PRINCE RUPERT, B.C. -- The federal government and the Department of Fisheries and Oceans provided some details this week on their $647 million strategy to protect Pacific salmon.
The plan will consist of four key pillars: conservation and stewardship, enhanced hatchery production, harvest transformation, and integrated management and collaboration.
Critics and experts with their eyes on salmon in the Skeena River greeted the news with a mix of optimism and concern. SkeenaWild Conservation Trust executive director Greg Knox said he's happy to see the government putting in money to protect wild salmon, but he says there's a number of needed part that were missing in their announcement.
For one, he says habitat protection is needed to help Skeena salmon. Since the province makes most of the land use decisions that impact salmon management, he says the federal government needs to work with them.
“For Skeena salmon, we’re really fortunate in that it’s a big watershed – it’s really diverse with a lot of pretty intact healthy habitats here,” he said.
“But we are impacting a lot of their habitats through things like forestry, logging, [and] mining. We really need to do that sort of activity while managing for salmon habitat, and the province hasn't done that to date. They need to step up, and the feds need to support that."

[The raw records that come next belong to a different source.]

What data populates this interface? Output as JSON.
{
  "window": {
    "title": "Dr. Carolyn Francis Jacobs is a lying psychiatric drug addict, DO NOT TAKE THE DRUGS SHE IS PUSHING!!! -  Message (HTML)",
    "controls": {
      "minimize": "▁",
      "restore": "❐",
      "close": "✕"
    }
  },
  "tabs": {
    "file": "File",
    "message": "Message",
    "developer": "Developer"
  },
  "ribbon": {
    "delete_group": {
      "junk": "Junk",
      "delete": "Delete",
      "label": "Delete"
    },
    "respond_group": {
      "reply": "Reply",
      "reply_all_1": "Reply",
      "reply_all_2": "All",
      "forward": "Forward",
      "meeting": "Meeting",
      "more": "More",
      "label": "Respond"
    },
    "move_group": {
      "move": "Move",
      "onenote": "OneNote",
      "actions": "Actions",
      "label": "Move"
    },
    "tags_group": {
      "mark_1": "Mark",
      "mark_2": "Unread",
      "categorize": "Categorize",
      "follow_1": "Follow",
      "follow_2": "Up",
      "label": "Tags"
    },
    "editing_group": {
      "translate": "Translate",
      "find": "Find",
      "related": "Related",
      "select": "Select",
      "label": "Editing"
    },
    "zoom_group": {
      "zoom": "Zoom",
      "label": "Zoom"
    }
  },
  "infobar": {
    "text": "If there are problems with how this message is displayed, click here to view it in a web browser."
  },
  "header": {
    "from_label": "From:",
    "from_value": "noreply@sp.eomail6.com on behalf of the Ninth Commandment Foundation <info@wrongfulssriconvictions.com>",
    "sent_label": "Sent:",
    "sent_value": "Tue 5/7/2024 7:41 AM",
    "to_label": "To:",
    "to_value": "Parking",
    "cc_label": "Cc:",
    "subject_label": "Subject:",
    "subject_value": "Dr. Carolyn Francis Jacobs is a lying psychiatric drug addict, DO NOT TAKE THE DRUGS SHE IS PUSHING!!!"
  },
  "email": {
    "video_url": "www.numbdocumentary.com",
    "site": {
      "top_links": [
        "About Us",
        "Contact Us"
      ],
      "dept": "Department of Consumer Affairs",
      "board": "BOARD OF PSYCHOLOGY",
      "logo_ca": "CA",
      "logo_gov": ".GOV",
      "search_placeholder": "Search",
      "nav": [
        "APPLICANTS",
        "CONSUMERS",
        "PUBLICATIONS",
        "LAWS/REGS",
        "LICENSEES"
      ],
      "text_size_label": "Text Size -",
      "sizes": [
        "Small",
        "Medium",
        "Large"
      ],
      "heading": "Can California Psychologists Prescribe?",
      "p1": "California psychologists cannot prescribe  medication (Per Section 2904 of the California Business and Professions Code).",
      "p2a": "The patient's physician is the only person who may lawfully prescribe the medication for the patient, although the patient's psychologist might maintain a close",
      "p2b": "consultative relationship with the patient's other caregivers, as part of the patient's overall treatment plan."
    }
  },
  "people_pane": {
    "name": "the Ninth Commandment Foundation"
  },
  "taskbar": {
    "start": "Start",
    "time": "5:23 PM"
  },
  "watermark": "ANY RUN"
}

Other efforts that Knox wants to see include more counting of fish in streams, independent oversight to ensure the new plan is successful and recovery plans for threatened salmon populations.
“We have a lot of populations, including here in the Skeena, that are severely depressed and need recovery plans developed and implemented for those populations. We heard nothing about that from DFO in their plan.”
Knox also raised concerns about the plan's pillar of “enhanced hatchery production,” as did Michael Price, a Biology PhD student from Simon Fraser University who studies salmon in the Skeena River.
Knox and Price say that although hatcheries can be helpful in some situation, they won't rebuild wild salmon populations -- meaning those not born in hatcheries -- because they dilute the gene pool and out-compete wild-born fish. The fish produced in these hatcheries are often targeted by commercial fisheries as well.
“Hatcheries have been here for over a century,” said Price.
"We've gone through the cycles of producing fish, realizing it's not working, producing fish again because it makes it look like we're doing something – we have improved technology, so they've become more effective. But through scientific investigation, we're also recognizing the harm that they can bring to wild populations, whether through competition in the ocean or genetic dilution effects and propping up commercial hatcheries.”
Nonetheless, Price says he's optimistic there will be a shift in salmon management.